(Beginning of EXTRACTED ENTRIES)
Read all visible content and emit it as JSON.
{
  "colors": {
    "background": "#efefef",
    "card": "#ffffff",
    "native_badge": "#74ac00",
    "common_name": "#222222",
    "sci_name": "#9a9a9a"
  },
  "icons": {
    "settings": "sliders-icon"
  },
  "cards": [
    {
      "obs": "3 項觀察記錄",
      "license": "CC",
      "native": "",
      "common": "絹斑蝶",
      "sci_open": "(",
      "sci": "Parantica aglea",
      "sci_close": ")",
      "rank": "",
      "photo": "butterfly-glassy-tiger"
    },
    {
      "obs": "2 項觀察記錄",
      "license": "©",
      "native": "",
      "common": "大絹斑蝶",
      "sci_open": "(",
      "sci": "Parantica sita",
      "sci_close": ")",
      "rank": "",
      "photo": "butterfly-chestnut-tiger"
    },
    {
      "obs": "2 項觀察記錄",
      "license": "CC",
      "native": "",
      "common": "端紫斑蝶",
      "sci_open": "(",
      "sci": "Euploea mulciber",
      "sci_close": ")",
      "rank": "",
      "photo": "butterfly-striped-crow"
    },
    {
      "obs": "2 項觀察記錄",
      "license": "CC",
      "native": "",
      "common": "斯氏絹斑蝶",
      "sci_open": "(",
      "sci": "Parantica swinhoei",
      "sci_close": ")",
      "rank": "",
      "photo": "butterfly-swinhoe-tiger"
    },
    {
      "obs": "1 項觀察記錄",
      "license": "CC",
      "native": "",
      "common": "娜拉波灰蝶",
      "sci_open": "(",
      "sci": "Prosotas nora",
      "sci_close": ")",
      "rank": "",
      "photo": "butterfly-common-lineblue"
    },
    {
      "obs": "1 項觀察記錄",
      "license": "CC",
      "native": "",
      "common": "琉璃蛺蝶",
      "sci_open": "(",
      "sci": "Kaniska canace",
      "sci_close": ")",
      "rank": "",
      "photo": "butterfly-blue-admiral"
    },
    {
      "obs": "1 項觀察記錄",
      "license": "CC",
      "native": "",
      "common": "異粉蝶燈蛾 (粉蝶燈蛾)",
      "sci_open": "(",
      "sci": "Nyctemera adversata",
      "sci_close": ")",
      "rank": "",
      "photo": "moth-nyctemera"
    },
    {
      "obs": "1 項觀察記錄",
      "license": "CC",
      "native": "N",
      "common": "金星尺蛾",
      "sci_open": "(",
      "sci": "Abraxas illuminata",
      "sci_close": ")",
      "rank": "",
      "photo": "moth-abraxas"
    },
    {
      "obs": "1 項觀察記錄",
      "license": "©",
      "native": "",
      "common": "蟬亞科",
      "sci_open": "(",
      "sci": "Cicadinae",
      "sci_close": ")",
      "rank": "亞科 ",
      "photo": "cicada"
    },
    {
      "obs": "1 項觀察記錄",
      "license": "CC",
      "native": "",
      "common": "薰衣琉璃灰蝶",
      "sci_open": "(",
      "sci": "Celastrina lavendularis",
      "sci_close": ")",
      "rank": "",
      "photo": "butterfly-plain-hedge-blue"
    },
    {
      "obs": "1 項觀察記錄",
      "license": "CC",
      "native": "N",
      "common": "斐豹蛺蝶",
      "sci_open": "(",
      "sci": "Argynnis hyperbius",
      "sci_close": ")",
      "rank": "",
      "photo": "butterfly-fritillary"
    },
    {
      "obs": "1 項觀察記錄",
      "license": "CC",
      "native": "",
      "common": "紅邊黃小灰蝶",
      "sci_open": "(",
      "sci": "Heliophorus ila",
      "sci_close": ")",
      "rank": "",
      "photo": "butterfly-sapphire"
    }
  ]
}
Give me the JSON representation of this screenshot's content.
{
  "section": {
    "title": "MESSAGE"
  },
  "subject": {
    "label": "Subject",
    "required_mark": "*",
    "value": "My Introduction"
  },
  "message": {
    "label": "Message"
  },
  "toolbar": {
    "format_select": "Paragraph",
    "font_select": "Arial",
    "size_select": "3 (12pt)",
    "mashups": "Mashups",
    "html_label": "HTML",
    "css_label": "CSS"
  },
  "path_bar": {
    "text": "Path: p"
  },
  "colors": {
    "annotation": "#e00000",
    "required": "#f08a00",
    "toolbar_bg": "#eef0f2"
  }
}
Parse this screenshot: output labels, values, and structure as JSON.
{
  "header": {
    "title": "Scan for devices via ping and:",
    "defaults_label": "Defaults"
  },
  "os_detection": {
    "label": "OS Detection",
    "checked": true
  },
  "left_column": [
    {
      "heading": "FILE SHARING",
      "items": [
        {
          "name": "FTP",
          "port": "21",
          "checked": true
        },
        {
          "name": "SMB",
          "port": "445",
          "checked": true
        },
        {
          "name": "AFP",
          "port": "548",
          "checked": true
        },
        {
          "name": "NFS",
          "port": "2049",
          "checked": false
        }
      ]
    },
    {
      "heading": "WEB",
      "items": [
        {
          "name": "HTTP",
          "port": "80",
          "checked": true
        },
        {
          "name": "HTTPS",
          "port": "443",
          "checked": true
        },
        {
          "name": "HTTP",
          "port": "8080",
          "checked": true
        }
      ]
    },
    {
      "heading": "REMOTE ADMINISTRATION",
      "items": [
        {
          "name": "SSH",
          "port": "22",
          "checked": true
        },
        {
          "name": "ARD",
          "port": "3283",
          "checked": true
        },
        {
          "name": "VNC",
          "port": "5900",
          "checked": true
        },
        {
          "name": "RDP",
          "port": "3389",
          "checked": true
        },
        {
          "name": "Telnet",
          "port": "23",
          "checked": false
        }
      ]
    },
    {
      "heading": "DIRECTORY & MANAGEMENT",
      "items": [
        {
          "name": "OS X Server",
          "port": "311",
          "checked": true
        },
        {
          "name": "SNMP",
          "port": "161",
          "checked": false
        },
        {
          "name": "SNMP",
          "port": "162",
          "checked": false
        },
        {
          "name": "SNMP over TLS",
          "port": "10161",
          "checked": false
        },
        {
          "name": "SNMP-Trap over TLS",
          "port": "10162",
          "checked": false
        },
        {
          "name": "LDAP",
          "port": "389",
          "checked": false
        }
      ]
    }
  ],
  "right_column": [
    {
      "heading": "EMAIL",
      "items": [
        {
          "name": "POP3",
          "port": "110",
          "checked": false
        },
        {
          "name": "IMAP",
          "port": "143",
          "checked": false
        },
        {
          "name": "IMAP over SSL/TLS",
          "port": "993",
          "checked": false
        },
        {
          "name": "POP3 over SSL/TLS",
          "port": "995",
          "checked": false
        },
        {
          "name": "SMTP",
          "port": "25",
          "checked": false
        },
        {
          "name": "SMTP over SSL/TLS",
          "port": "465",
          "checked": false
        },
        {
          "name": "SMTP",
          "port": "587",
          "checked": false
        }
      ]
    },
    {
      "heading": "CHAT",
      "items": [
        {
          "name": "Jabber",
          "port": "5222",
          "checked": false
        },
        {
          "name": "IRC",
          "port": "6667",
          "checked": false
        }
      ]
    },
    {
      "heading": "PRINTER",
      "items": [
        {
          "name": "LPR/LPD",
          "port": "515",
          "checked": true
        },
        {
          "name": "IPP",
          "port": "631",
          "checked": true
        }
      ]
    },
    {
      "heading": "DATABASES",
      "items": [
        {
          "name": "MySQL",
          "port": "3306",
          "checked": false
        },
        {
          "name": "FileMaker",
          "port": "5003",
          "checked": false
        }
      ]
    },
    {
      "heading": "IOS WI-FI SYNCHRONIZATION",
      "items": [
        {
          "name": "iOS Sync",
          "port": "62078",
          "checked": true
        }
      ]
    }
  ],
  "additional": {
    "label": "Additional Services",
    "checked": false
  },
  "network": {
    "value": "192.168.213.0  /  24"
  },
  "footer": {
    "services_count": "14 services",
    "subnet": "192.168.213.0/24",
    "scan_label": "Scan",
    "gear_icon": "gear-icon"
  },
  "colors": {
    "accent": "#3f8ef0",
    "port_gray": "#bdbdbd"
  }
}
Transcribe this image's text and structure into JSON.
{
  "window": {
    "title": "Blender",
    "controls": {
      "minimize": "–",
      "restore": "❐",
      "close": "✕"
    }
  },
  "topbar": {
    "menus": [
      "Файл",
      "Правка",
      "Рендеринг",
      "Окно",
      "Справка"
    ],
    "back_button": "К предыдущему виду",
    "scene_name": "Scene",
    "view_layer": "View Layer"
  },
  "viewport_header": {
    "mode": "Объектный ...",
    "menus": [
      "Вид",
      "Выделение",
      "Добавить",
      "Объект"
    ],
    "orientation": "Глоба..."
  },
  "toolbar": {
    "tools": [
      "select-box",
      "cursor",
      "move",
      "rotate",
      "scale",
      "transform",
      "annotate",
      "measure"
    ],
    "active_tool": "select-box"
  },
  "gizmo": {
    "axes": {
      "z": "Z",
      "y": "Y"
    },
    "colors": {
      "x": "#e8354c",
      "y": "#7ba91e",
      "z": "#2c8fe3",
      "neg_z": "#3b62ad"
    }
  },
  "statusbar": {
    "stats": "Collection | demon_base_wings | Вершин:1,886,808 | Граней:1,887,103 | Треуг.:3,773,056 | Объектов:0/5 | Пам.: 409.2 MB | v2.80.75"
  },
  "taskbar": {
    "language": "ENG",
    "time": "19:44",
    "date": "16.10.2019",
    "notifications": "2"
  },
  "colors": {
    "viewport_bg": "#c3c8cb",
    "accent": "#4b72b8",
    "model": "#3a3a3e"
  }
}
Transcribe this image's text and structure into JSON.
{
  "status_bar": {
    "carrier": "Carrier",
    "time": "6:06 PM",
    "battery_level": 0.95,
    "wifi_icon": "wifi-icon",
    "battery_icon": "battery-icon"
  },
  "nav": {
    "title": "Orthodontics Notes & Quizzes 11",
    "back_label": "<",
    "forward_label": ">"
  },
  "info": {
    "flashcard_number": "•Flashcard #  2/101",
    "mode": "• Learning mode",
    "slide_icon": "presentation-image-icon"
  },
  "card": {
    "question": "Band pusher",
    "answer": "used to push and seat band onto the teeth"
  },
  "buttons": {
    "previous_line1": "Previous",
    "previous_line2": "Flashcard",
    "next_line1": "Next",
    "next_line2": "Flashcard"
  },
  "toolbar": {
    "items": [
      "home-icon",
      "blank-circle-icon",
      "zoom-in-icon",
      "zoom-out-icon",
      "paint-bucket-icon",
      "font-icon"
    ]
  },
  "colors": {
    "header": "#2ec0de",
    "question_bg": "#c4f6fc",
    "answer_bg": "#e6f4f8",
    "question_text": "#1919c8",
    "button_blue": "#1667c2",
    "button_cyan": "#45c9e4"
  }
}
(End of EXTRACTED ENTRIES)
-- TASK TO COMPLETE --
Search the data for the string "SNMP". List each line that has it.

-- TASK RESULT --
          "name": "SNMP",
          "name": "SNMP",
          "name": "SNMP over TLS",
          "name": "SNMP-Trap over TLS",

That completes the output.